DATA:
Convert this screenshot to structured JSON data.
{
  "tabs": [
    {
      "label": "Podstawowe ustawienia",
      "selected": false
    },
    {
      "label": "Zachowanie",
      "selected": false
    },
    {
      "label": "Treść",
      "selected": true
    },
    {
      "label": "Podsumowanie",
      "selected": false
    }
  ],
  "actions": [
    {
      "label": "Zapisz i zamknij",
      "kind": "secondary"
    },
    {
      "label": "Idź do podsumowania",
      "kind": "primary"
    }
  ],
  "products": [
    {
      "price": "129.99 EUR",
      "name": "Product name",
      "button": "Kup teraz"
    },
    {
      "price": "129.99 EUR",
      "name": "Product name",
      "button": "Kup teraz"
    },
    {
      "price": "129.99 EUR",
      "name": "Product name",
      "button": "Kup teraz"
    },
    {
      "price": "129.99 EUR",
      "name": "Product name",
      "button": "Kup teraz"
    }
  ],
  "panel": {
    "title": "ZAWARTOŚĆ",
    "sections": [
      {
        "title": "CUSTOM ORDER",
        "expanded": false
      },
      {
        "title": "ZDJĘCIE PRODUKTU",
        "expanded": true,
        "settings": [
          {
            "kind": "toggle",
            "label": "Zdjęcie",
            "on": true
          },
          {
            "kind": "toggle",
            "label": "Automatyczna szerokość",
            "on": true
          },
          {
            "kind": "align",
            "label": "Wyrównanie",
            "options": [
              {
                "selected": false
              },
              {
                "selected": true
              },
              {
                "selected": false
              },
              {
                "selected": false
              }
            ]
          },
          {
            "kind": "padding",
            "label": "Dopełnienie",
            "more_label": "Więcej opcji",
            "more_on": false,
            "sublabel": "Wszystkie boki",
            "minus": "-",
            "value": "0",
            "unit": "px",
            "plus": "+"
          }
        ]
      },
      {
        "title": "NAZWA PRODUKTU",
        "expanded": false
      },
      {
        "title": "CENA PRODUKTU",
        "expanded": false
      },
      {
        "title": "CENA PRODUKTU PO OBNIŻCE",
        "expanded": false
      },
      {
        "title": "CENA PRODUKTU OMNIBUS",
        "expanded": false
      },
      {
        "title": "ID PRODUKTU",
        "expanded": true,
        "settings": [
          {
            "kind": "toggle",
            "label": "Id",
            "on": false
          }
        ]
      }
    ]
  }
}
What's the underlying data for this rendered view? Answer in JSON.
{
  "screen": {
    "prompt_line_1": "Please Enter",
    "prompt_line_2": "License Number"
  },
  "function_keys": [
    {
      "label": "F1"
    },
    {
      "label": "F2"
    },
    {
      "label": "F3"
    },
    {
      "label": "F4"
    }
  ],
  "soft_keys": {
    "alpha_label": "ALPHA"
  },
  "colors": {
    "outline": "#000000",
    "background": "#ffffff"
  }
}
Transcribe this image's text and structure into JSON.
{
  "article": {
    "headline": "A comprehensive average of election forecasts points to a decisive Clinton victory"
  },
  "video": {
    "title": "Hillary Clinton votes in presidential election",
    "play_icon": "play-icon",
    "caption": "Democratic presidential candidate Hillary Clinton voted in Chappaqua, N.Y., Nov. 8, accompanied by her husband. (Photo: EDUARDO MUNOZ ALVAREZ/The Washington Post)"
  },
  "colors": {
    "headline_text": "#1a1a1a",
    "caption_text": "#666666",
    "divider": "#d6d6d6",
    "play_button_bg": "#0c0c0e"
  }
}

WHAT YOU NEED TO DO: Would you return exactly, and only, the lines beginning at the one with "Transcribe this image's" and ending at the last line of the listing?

TASK SOLUTION:
Transcribe this image's text and structure into JSON.
{
  "article": {
    "headline": "A comprehensive average of election forecasts points to a decisive Clinton victory"
  },
  "video": {
    "title": "Hillary Clinton votes in presidential election",
    "play_icon": "play-icon",
    "caption": "Democratic presidential candidate Hillary Clinton voted in Chappaqua, N.Y., Nov. 8, accompanied by her husband. (Photo: EDUARDO MUNOZ ALVAREZ/The Washington Post)"
  },
  "colors": {
    "headline_text": "#1a1a1a",
    "caption_text": "#666666",
    "divider": "#d6d6d6",
    "play_button_bg": "#0c0c0e"
  }
}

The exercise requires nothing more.